* What the task asks: Find and return every line of the data that contains the word "ProgressBar".

Segment Start: Data for this task

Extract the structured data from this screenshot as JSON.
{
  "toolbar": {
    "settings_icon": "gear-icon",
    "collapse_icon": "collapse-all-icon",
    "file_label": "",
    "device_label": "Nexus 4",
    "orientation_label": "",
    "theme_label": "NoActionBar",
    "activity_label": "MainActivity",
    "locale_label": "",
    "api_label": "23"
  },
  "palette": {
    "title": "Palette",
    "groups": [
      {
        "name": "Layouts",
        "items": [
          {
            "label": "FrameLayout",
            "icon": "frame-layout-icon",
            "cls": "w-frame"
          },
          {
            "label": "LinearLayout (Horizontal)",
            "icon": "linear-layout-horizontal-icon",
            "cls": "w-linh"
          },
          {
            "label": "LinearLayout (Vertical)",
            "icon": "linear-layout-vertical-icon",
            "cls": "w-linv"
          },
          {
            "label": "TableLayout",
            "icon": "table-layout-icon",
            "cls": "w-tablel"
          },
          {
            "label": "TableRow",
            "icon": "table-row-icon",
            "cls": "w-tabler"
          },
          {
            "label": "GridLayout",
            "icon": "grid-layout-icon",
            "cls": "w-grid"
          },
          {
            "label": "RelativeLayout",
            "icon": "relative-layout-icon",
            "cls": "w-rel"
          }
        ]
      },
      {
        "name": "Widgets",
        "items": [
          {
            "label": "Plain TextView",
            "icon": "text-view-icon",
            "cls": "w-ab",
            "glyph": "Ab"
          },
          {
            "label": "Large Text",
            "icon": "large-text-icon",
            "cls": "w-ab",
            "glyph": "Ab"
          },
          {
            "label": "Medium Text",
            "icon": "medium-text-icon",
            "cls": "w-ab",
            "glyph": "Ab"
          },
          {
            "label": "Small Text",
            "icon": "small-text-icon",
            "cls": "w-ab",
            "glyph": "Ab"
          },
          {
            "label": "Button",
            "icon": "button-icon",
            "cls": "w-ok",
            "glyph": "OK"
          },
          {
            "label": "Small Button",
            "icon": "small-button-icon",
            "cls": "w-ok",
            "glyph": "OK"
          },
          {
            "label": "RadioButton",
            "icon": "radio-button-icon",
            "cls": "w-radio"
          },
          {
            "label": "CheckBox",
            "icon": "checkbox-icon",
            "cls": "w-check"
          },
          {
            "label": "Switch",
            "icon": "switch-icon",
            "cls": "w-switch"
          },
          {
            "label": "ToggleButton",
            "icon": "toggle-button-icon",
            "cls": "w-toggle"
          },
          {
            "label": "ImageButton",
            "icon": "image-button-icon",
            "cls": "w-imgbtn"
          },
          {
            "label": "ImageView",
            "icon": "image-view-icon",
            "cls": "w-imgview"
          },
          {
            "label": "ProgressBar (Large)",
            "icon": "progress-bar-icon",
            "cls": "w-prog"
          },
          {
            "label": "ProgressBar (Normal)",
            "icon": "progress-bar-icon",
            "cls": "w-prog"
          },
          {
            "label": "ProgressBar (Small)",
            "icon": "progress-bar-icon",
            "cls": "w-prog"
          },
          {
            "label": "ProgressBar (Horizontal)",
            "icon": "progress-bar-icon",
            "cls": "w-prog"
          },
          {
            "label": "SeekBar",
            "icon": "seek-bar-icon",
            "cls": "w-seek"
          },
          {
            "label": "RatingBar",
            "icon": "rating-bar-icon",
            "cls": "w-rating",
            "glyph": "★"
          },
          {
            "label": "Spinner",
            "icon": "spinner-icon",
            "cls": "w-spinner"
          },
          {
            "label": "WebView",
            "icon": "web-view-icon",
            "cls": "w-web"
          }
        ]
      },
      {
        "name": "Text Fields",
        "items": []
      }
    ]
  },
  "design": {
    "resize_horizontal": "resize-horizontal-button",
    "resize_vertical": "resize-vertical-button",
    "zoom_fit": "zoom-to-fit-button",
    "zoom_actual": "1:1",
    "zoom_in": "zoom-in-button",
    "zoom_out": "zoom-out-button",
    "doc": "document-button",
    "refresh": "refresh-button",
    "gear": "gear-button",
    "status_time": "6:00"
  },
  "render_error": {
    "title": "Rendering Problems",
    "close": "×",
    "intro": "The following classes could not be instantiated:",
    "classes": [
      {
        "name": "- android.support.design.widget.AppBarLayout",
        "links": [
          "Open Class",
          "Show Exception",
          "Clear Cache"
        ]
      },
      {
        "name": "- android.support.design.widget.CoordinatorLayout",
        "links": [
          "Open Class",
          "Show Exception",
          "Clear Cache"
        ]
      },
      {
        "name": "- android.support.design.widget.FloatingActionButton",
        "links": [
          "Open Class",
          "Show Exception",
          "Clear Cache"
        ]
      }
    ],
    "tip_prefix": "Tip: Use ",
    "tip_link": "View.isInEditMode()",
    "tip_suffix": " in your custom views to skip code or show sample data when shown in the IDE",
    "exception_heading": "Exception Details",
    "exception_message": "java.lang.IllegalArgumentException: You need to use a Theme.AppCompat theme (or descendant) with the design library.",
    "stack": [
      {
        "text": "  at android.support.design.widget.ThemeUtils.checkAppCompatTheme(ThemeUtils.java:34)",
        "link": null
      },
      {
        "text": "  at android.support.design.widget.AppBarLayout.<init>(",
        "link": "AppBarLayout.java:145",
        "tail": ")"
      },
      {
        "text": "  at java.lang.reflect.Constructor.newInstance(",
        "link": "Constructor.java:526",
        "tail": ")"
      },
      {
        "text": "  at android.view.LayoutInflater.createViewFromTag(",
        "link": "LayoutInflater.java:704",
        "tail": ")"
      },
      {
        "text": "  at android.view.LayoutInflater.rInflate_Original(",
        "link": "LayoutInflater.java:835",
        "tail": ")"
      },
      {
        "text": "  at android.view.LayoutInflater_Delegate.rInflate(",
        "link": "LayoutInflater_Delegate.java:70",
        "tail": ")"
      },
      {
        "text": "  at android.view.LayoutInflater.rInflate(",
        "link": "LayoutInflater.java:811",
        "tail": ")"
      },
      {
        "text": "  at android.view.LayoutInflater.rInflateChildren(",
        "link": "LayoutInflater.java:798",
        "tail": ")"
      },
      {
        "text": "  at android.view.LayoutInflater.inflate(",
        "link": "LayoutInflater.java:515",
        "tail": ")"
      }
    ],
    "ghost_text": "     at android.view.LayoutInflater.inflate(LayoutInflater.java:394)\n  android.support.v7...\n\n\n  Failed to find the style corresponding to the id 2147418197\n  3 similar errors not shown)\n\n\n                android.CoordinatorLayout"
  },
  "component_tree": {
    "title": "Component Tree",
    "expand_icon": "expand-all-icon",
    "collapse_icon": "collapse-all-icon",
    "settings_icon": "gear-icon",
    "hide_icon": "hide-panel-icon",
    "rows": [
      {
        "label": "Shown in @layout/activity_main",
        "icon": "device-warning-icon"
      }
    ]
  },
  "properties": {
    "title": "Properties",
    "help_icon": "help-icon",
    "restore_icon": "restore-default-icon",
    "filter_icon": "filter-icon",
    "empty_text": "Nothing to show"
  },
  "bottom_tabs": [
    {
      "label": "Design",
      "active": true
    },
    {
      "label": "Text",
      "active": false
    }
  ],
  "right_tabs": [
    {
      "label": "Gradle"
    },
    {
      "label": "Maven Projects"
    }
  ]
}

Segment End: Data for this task

* Answer to this exercise:
            "label": "ProgressBar (Large)",
            "label": "ProgressBar (Normal)",
            "label": "ProgressBar (Small)",
            "label": "ProgressBar (Horizontal)",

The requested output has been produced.